Reconnecting Noru by Air
Posted: on August 6, 2018
Mama Bird P2-MFT
MAF Papua New Guinea recently received this letter of appreciation, signed by Vitus and Helen Genai:
“MAF – SHARING GOD’S LOVE
It has been an emotional moment that Wednesday afternoon 13th June 2018. Most of our children under the age of 12 have never seen the Mama Bird P2 MFT before.
As the big bird glide gracefully to land of our strip at Noru to resume flights again, we stood alongside of the strip, laughter, smiles, shouts, and dance of joy be seen and felt everywhere! Some stood silent with tears rolling down their cheeks.
One old man shouted (“Now Mama ba karim sol na sop ikam“) “now mother will bring soap and salt“
After reception and talks, the mama bird took off again into the skies, we watch the big bird until it flew out of sight. A sight and experience never to be forgotten.
MAF – truly cares and sharing God’s Love. MAF FLYING FOR LIFE at its bests!
The Need for MAF to come back to Noru
In June this year, Telefomin based Twin Otter Captain Richie Axon spent a few weeks at Goroka helping to crew the Twin Otter there. He reports:

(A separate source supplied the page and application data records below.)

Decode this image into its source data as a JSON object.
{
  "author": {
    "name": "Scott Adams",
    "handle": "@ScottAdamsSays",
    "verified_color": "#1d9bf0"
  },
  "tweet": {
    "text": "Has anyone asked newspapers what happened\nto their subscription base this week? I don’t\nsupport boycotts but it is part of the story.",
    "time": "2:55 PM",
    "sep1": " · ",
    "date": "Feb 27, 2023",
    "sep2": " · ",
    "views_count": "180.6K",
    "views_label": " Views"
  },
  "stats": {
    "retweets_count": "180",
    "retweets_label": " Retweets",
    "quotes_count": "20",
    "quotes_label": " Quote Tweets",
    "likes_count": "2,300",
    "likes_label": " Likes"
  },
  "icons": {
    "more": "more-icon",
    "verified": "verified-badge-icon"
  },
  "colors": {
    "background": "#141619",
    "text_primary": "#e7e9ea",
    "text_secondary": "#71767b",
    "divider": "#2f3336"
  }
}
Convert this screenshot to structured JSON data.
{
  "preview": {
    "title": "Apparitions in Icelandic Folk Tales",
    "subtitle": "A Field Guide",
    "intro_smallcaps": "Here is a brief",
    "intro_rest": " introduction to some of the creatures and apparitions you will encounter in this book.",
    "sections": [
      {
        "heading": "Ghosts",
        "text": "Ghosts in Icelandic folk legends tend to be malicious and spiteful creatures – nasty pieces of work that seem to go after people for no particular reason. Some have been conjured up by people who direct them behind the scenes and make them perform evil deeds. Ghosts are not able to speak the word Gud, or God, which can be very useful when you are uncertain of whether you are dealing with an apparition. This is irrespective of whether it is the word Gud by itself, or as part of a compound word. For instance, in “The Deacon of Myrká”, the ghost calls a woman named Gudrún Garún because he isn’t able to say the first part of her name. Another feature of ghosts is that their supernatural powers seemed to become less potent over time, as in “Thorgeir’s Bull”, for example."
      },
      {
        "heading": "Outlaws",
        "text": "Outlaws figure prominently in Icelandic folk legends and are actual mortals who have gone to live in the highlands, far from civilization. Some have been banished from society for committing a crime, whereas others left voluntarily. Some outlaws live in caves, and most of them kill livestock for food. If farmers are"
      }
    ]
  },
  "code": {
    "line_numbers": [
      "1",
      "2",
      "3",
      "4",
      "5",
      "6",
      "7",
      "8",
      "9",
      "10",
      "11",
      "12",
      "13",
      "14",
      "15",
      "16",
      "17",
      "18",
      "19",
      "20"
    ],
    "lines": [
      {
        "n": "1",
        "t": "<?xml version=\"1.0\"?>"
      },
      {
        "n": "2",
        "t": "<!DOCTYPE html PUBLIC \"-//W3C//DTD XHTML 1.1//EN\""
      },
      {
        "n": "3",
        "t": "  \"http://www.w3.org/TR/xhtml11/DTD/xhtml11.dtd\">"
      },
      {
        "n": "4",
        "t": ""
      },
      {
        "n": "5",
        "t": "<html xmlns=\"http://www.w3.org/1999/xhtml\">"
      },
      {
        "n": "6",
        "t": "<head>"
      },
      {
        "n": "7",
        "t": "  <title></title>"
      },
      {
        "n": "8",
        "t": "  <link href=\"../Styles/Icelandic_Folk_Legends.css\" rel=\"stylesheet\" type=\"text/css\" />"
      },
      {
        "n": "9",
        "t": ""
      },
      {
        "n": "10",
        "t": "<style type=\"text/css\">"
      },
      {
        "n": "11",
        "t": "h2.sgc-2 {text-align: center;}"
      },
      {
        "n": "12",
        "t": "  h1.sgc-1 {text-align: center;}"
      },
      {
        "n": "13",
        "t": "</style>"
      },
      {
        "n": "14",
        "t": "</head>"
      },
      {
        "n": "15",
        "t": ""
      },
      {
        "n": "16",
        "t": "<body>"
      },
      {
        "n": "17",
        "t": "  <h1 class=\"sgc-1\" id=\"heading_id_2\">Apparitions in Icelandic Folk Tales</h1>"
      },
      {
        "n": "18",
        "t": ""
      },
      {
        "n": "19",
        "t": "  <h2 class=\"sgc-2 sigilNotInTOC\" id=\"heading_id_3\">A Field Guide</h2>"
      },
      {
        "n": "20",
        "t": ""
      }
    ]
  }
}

“A couple weeks before we went to Goroka to help out, our Flight Operations Manager, Brad Venter, told me that Adventist Aviation Services had landed at Noru and told him that it was in good condition. Brad had received requests for MAF to reopen it for our operations. In the past, Noru was known to be very draggy when wet. The community had not been very good at looking after their airstrip. Our Route and Aerodrome Guide states that we cannot operate there if there has been significant rain within the last three days. The week before we went to Goroka was very rainy and wet in that area so it obviously wasn’t going to work then. We and the people of Noru would have to wait.“
“The weather cleared by the middle of our second week in Goroka,“ continues Richie. “We were able to plan a flight there. We would only have on a light load and would not plan to take a full load out to give us some extra margin for the unknown. My first impression was how good the condition the airstrip looked, as we flew over. The rugged limestone karst ridges on either side make a very picturesque valley. After a careful inspection of the surface, I was satisfied that it was safe for operations and the landing went uneventfully.“
Glenys Watson, First Officer on this flight, continues: “As we circled over the airstrip to inspect it, we could see plenty of people were out waiting to see what would happen. From the air, it looked good. The grass was cut short, and the wind was light. We made an approach to land. As we came into land, people lined the side of the airstrip, and all were clapping and cheering. We stopped and shutdown at the top of the airstrip where the majority of the community had gathered. We were met by men with bows and arrows dancing around the plane. As we climbed out, again the community clapped and cheered and hung flowers around our necks. The joy was obvious!“
“We spent about 30 minutes walking the airstrip,“ Richie adds, “inspecting the surface and drains on either side, accompanied by a crowd the whole way. Overall, the airstrip was in good condition and I pointed out to the community what areas needed continued effort. Because of the very high rainfall and temperate climate,
the grass grows very fast. The biggest work for most communities with airstrips is to keep the drainage ditches at the sides clean and to keep the grass cut short.“
Glenys continues: “Back at the parking bay, the community sat down while two of the leaders gave speeches thanking us for coming and landing. Over the twelve years the airstrip has been closed, many of the community had left their coffee trees untended as there was no way apart from an arduous walk uphill to the next airstrip to get their coffee out. Now they will be inspired to again look after their coffee gardens. Richie spoke in reply, telling them God had not forgotten them, reminding them of the importance of keeping their airstrip in good condition, and shared with the people the vision and purpose of MAF; that we are here to show God’s love and see isolated people transformed physically and spiritually.“
“We were able to load four bags of coffee and some peanuts to take back to Goroka, including a bag of coffee for MAF in appreciation of our coming and reopening the airstrip to MAF’s operations. Over the next couple of weeks, we returned again twice, carrying in store goods, and out loads of coffee and peanuts and the second time a plane full of teachers to attend a teacher convention.“
Richie closes: “It was a blessing to be involved in reconnecting Noru by air.“
Story and Photographs: MAF Papua New Guinea